South Korea has announced it plans to set up a gold exchange in 2014 to much fanfare – but analysts warned that it might be poorly timed, given weak demand for bullion amid the global economic slowdown.
The country’s financial watchdog said on Monday that spot gold will be traded on its main bourse from early next year as the government is keen to boost transparency of gold trades and root out shady deals used for tax evasion. Continue reading »
Recent investigations into irregular business practices at South Korea’s Nonghyup Bank underline the challenges that financial regulators face in ferreting out unfair business deals between affiliates of the country’s big financial groups.
The Financial Supervisory Service said on Wednesday it had discovered through a special inspection that Nonghyup extended a loan of Won6.35tn ($5.7bn) to its parent National Agricultural Cooperative Federation in March last year and offered some of the loan at lower interest rates as a favour. Continue reading »
The weaker yen and the deteriorating diplomatic relations are taking their toll on Japan’s investment in South Korea, government data showed on Monday.
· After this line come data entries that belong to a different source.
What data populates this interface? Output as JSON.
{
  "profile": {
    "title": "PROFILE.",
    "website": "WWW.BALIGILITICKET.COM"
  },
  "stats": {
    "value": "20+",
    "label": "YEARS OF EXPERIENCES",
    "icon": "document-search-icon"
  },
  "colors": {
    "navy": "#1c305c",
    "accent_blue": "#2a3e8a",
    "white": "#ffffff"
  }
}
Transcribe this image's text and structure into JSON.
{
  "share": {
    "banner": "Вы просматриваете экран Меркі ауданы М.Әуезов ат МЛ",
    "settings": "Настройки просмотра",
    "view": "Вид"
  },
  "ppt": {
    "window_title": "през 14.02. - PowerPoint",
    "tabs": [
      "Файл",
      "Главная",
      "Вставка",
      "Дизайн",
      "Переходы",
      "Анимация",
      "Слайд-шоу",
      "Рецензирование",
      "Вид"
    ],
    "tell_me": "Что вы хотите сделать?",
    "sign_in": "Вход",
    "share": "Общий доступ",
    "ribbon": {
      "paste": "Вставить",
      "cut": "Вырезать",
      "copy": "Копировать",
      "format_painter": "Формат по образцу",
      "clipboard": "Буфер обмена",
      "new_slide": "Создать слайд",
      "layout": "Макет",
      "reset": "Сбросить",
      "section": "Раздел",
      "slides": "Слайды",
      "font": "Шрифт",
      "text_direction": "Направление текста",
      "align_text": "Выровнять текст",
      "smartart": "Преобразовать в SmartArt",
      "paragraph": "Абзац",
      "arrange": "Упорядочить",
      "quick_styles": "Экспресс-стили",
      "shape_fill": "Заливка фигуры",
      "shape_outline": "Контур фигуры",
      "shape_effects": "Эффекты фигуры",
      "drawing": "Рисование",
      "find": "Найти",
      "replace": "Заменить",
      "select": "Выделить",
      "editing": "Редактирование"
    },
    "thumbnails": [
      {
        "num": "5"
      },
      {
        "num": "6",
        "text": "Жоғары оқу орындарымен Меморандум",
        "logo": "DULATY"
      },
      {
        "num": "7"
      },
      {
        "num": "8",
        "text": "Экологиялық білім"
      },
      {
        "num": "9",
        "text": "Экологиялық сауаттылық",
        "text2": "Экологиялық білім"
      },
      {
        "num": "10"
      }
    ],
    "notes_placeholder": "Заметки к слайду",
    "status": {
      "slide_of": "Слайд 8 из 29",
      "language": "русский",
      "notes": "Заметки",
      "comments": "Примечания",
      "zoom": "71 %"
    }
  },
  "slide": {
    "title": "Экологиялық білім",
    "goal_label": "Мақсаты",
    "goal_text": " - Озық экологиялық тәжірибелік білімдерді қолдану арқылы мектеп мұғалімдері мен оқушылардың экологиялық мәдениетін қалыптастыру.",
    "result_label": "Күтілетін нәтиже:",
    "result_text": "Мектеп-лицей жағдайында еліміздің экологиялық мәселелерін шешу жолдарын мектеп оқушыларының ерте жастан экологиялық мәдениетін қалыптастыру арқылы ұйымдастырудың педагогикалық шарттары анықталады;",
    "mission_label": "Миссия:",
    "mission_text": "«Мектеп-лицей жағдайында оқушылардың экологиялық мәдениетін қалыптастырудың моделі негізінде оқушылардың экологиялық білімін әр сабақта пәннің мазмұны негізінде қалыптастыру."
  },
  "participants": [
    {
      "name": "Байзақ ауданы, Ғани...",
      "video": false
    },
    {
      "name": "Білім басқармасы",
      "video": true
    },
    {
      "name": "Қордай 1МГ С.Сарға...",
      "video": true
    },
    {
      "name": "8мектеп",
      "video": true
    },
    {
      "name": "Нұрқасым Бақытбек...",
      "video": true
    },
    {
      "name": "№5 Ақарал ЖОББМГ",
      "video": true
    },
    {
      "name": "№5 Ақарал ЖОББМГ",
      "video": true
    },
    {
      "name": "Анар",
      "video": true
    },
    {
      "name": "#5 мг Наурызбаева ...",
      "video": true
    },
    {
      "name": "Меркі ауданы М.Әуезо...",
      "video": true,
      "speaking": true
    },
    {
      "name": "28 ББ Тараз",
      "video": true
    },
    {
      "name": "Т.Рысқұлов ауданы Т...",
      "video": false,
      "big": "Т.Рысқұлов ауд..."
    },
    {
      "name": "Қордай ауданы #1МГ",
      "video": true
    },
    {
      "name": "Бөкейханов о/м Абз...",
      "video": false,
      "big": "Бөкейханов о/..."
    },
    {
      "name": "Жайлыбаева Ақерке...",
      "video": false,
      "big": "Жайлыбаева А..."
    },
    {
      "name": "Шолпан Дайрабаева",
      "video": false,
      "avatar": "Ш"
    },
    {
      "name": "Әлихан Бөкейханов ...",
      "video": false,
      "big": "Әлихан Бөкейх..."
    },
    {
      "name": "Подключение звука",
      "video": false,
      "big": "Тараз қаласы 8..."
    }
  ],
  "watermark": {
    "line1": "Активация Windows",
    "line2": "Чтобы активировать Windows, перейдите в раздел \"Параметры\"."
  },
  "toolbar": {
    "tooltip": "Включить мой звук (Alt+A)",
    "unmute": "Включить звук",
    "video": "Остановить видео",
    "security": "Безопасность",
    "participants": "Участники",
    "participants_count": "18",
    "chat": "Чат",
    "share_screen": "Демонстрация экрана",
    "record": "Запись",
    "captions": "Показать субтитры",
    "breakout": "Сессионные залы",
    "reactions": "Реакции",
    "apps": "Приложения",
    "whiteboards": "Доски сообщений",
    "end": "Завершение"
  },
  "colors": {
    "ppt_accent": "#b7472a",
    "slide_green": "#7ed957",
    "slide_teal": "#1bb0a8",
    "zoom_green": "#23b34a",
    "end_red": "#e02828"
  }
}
Along with the yen’s weakness the strained bilateral relations with South Korea cut Japan’s pledged FDI in South Korea by 48.6 per cent to $1.36bn in the first six months of this year. Are there any bright spots for Korea? Continue reading »
Is North Korea’s economy doomed? Perhaps not. The communist state seems to have found a way for survival, despite its growing isolation and tougher international sanctions.
The impoverished country has defied international predictions with its economy growing at the fastest pace since 2008 last year, thanks to increased farming production. Continue reading »
The Bank of Korea’s decision to leave interest rates unchanged at 2.5 per cent for a second month came as no surprise – instead, the focus was firmly on the central bank’s economic outlook.
The BoK raised its growth forecast for this year to 2.8 per cent from its previous 2.6 per cent and for next year to 4 per cent from its earlier 3.8 per cent. It’s a confident call. Is it too optimistic? Continue reading »
When foreign investors cough, South Korea’s stock market catches a cold, local analysts say. Research notes issued by foreign brokerages are increasingly affecting stock prices of major Korean companies as foreign investors own nearly a third of South Korea’s stock market.
The growing influence of foreign brokerage reports were recently highlighted by plunges of stock prices in Samsung Electronics and SK Hynix, after JP Morgan and Credit Suisse issued “sell” reports on the companies respectively. Continue reading »
While other countries – the US in particular – are incresasingly wary of Chinese telecoms and cyber activity, no such problems for Korea.
It has emerged as a new area of cooperation between the two countries, following the summit between South Korean President Park Geun-hye and her Chinese counterpart Li Keqiang earlier this month. Continue reading »